“You can imagine doing this with several different companies,” he said, jokingly referring to the struggles of Google Wallet and PayPal without naming a single name. “You’d be pulling your hair out.”

Related: Apple Pay is flying high, thanks to new JetBlue partnership

The main difference between Apple and others is the company’s high privacy standards, according to the CEO: “We believe that customers have a right to privacy, and the vast majority of customers don’t want everyone knowing everything about them. You are not our product – that is our product … We think that’s how customers want the world to be.”

That’s why Apple doesn’t look into your Apple Pay transactions or HealthKit data, Cook said.

He then touted the security of Apple Pay in particular, joking that credit cards can’t possibly be secure; After all, they have our name, card number, and security code printed right on them.

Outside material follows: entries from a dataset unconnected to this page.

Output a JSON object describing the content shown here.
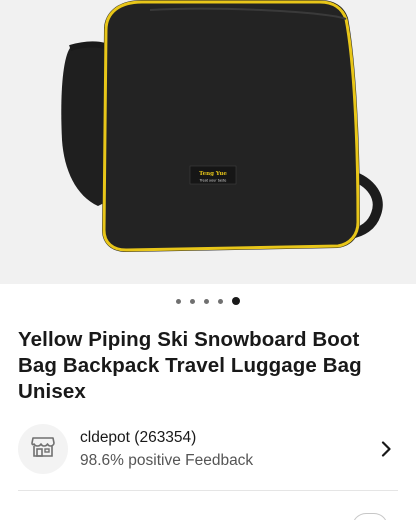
{
  "product": {
    "image_label_brand": "Teng Yue",
    "image_label_tagline": "Treat your taste",
    "carousel": {
      "count": 5,
      "active_index": 4
    },
    "title": "Yellow Piping Ski Snowboard Boot Bag Backpack Travel Luggage Bag Unisex"
  },
  "seller": {
    "icon": "store-icon",
    "name_line": "cldepot (263354)",
    "feedback_line": "98.6% positive Feedback",
    "chevron_icon": "chevron-right-icon"
  },
  "colors": {
    "bag_body": "#222222",
    "piping": "#e8c619",
    "background": "#f1f1f1"
  }
}
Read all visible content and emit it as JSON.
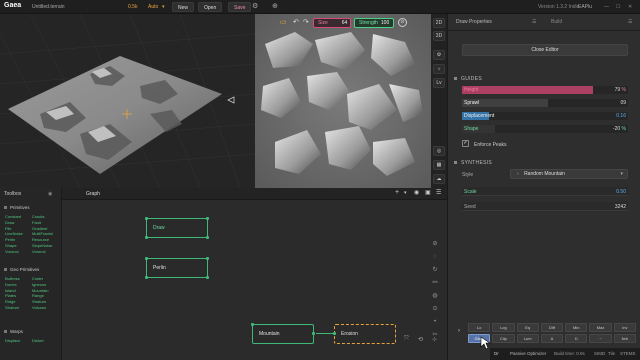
{
  "topbar": {
    "app_name": "Gaea",
    "file_name": "Untitled.terrain",
    "resolution": "0.5k",
    "build_mode": "Auto",
    "new_label": "New",
    "open_label": "Open",
    "save_label": "Save",
    "version": "Version 1.3.2 Indie",
    "user": "EAPlu",
    "console_label": "Console"
  },
  "viewport": {
    "mode_2d": "2D",
    "mode_3d": "3D",
    "lv_label": "Lv"
  },
  "brush": {
    "size_label": "Size",
    "size_value": "64",
    "strength_label": "Strength",
    "strength_value": "100"
  },
  "panel": {
    "tab_properties": "Draw Properties",
    "tab_build": "Build",
    "close_editor": "Close Editor",
    "guides_title": "GUIDES",
    "synthesis_title": "SYNTHESIS",
    "sliders": [
      {
        "label": "Height",
        "value": "79",
        "unit": "%",
        "fill_fraction": 0.79,
        "color": "#d94a78"
      },
      {
        "label": "Sprawl",
        "value": "09",
        "unit": "",
        "fill_fraction": 0.52,
        "color": "#4a4a4a"
      },
      {
        "label": "Displacement",
        "value": "0.16",
        "unit": "",
        "fill_fraction": 0.16,
        "color": "#3a8fd6"
      },
      {
        "label": "Shape",
        "value": "-20",
        "unit": "%",
        "fill_fraction": 0.2,
        "color": "#3a3a3a"
      }
    ],
    "enforce_peaks": "Enforce Peaks",
    "style_label": "Style",
    "style_value": "Random Mountain",
    "scale_label": "Scale",
    "scale_value": "0.50",
    "seed_label": "Seed",
    "seed_value": "3242",
    "ops_row1": [
      "Lo",
      "Log",
      "Eq",
      "Diff",
      "Min",
      "Max",
      "Inv"
    ],
    "ops_row2": [
      "Glow",
      "Clip",
      "Lum",
      "A",
      "D",
      "~",
      "Nrb"
    ],
    "ops_row2_active": "Glow"
  },
  "status": {
    "optimizer": "Passive Optimizer",
    "build_time": "Build time: 0.0s",
    "simd": "SIMD",
    "tile": "Tile",
    "stems": "STEMS"
  },
  "toolbox": {
    "title": "Toolbox",
    "primitives_title": "Primitives",
    "primitives": [
      "Constant",
      "Cracks",
      "Draw",
      "Fault",
      "File",
      "Gradient",
      "LineNoise",
      "MultiFractal",
      "Perlin",
      "Resource",
      "Shape",
      "SlopeNoise",
      "Voronoi",
      "Voronoi"
    ],
    "geo_title": "Geo Primitives",
    "geo": [
      "Buttress",
      "Crater",
      "Dunes",
      "Igneous",
      "Island",
      "Mountain",
      "Plates",
      "Range",
      "Ridge",
      "Stratum",
      "Stratum",
      "Volcano"
    ],
    "warps_title": "Warps",
    "warps": [
      "Displace",
      "Distort"
    ]
  },
  "graph": {
    "tab_label": "Graph",
    "nodes": {
      "draw": "Draw",
      "perlin": "Perlin",
      "mountain": "Mountain",
      "erosion": "Erosion"
    }
  },
  "colors": {
    "accent_pink": "#d94a78",
    "accent_green": "#3fb879",
    "accent_orange": "#e8a33d",
    "panel_bg": "#2e2e2e"
  }
}
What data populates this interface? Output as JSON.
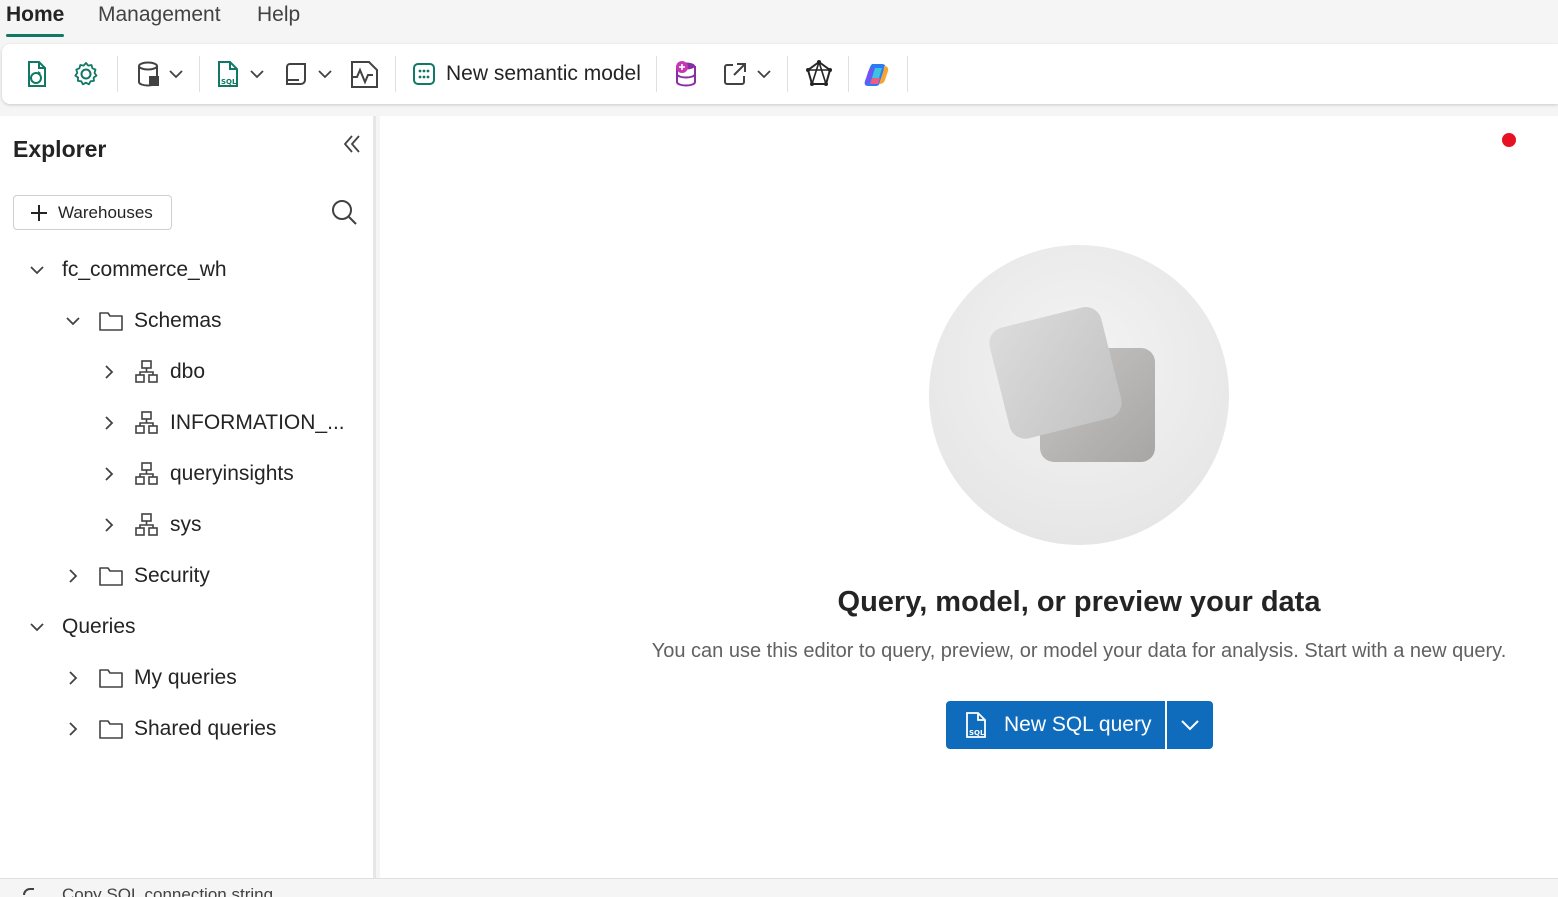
{
  "menu": {
    "tabs": [
      "Home",
      "Management",
      "Help"
    ],
    "active": "Home"
  },
  "ribbon": {
    "buttons": [
      {
        "name": "refresh-icon"
      },
      {
        "name": "settings-icon"
      },
      {
        "name": "get-data-icon"
      },
      {
        "name": "new-sql-query-icon"
      },
      {
        "name": "new-visual-query-icon"
      },
      {
        "name": "performance-icon"
      },
      {
        "name": "semantic-model-icon"
      },
      {
        "name": "database-add-icon"
      },
      {
        "name": "open-in-icon"
      },
      {
        "name": "graph-icon"
      },
      {
        "name": "copilot-icon"
      }
    ],
    "new_semantic_model_label": "New semantic model"
  },
  "explorer": {
    "title": "Explorer",
    "add_button_label": "Warehouses",
    "tree": {
      "warehouse": "fc_commerce_wh",
      "schemas": "Schemas",
      "schema_items": [
        "dbo",
        "INFORMATION_...",
        "queryinsights",
        "sys"
      ],
      "security": "Security",
      "queries": "Queries",
      "my_queries": "My queries",
      "shared_queries": "Shared queries"
    }
  },
  "main": {
    "title": "Query, model, or preview your data",
    "description": "You can use this editor to query, preview, or model your data for analysis. Start with a new query.",
    "primary_button_label": "New SQL query"
  },
  "statusbar": {
    "copy_label": "Copy SQL connection string"
  },
  "colors": {
    "accent_tab": "#117865",
    "primary_button": "#0f6cbd",
    "notification_dot": "#e81123"
  }
}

Apple’s “role is to make the best — not the most,” Cook concluded, adding that the company “won’t do something that’s only second rate,” no matter the market it’s meant for, because “people everywhere in this world want a great product — That doesn’t mean that everyone can afford one yet, but it doesn’t mean that they don’t want one.”